She wrote an article and it was published. An author came along and posted a comment. What bothers my friend is that the comment was pure and blatant self-promotion. There was not one gracious iota about it. This author took the opportunity to promote. And promote, she did without ever mentioning the article she was using—that she had hitched her soapbox to. She simply took up that space and used that venue to promote her book and her views.
I still suggest that you should use opportunities such as this to promote your book, but do so with some sort of grace, for heaven sakes. Let’s say that you have a book of poetry and you found a great article or blog post featuring an active group who is fostering the reading and writing of poetry in schools. Sure leave a comment. But start out by commending this group’s efforts. Maybe compliment the writer for a well-written piece of importance to the community and then, perhaps, briefly tell of your experience learning about poetry in grammar school, for example. Then mention that you are now the author of a book of poetry. In my opinion, this is a more gracious way to promote yourself or your book using someone else’s article or blog post.
You can ride on the shirttails of another author or freelance writer, just do so with class, not brass.
Here’s another example: You have written a book focused on the life for one woman living in the Middle East. One day, you read an article featuring the Middle Eastern woman’s plight—how women today survive in some of the small villages. You want to promote your book to the readers of this article. Great idea! These readers are probably your readers and this is an opportunity to reach them. The gracious way to proceed would be to compliment the writer on her research and sensitivity to the subject. Explain that you have traveled into some of these communities while researching for your book and maybe tie something from your book to an area of research noted in the article. Of course, give the title of your book and a bit-ly Amazon link along with your name.

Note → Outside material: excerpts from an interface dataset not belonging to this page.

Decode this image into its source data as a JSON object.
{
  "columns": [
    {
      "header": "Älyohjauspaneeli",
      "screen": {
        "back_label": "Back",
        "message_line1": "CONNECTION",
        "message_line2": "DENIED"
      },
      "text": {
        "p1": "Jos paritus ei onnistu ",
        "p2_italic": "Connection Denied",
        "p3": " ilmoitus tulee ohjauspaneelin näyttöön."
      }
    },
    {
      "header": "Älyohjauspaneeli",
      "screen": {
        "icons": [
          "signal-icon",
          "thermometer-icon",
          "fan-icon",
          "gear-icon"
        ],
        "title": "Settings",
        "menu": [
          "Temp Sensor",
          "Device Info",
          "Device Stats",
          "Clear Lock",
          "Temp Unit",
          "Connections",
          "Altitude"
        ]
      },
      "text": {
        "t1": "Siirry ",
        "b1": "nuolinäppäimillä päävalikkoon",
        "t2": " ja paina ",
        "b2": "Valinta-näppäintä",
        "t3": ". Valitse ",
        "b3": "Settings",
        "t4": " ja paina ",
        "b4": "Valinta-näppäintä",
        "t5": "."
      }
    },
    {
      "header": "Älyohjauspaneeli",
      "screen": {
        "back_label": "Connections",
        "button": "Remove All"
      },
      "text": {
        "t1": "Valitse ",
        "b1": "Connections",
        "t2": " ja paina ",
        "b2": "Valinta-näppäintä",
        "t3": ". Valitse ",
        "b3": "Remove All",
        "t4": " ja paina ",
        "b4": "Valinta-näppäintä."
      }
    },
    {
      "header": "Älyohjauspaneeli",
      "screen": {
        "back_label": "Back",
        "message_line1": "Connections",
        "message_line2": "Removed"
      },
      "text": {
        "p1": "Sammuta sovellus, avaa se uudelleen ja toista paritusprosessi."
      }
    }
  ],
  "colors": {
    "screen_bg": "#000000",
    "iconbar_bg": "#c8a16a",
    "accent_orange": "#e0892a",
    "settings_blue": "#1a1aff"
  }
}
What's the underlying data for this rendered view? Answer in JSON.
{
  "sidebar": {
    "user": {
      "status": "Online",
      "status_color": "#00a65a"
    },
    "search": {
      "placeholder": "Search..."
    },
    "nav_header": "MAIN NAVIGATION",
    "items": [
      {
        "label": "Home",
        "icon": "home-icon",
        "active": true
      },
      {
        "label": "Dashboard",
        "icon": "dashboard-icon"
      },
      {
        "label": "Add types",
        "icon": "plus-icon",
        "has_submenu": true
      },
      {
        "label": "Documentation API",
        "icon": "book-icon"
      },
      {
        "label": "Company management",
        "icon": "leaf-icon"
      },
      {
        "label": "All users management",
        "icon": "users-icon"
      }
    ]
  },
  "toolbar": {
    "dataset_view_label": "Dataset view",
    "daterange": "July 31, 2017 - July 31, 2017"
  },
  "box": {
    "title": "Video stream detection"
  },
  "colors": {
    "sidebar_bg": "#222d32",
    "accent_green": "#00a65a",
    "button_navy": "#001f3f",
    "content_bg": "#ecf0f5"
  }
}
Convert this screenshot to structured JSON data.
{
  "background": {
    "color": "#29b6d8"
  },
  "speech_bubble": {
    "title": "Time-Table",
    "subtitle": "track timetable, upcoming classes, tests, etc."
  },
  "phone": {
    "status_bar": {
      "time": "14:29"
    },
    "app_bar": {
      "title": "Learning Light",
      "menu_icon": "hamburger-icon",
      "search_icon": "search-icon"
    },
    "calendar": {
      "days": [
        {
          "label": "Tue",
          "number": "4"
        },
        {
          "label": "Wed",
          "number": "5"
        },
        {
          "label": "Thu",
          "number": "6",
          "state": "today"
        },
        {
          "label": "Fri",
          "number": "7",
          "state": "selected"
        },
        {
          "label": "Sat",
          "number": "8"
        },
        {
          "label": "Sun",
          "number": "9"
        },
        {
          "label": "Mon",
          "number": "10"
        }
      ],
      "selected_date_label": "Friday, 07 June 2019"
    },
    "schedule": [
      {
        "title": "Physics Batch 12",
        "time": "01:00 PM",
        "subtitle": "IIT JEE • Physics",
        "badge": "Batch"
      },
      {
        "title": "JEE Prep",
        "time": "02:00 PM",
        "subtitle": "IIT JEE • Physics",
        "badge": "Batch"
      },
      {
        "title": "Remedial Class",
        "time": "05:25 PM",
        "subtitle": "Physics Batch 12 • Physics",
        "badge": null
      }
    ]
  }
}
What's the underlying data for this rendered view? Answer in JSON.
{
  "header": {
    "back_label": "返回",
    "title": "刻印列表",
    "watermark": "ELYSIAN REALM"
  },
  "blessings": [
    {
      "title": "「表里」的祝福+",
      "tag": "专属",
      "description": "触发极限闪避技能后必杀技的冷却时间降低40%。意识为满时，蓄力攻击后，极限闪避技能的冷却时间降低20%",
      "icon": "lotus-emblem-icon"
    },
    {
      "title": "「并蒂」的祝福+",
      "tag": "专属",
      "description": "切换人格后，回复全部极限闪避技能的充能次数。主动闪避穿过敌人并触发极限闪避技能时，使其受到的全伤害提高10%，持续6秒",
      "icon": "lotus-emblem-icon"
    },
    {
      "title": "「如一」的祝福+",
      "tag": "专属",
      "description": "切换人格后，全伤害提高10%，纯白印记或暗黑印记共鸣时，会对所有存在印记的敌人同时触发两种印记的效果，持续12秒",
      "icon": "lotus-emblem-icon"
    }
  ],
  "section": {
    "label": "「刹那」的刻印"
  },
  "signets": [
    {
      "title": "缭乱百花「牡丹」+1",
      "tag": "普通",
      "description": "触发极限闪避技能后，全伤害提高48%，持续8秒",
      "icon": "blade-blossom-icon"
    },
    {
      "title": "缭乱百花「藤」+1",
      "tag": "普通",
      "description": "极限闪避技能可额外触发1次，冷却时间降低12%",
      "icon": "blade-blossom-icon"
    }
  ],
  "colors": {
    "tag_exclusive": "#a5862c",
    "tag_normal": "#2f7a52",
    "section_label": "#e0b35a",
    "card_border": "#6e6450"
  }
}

Now go out and find recent blog posts and articles on the topic of your book and see how gracious you can be while promoting the heck out of your wonderful book.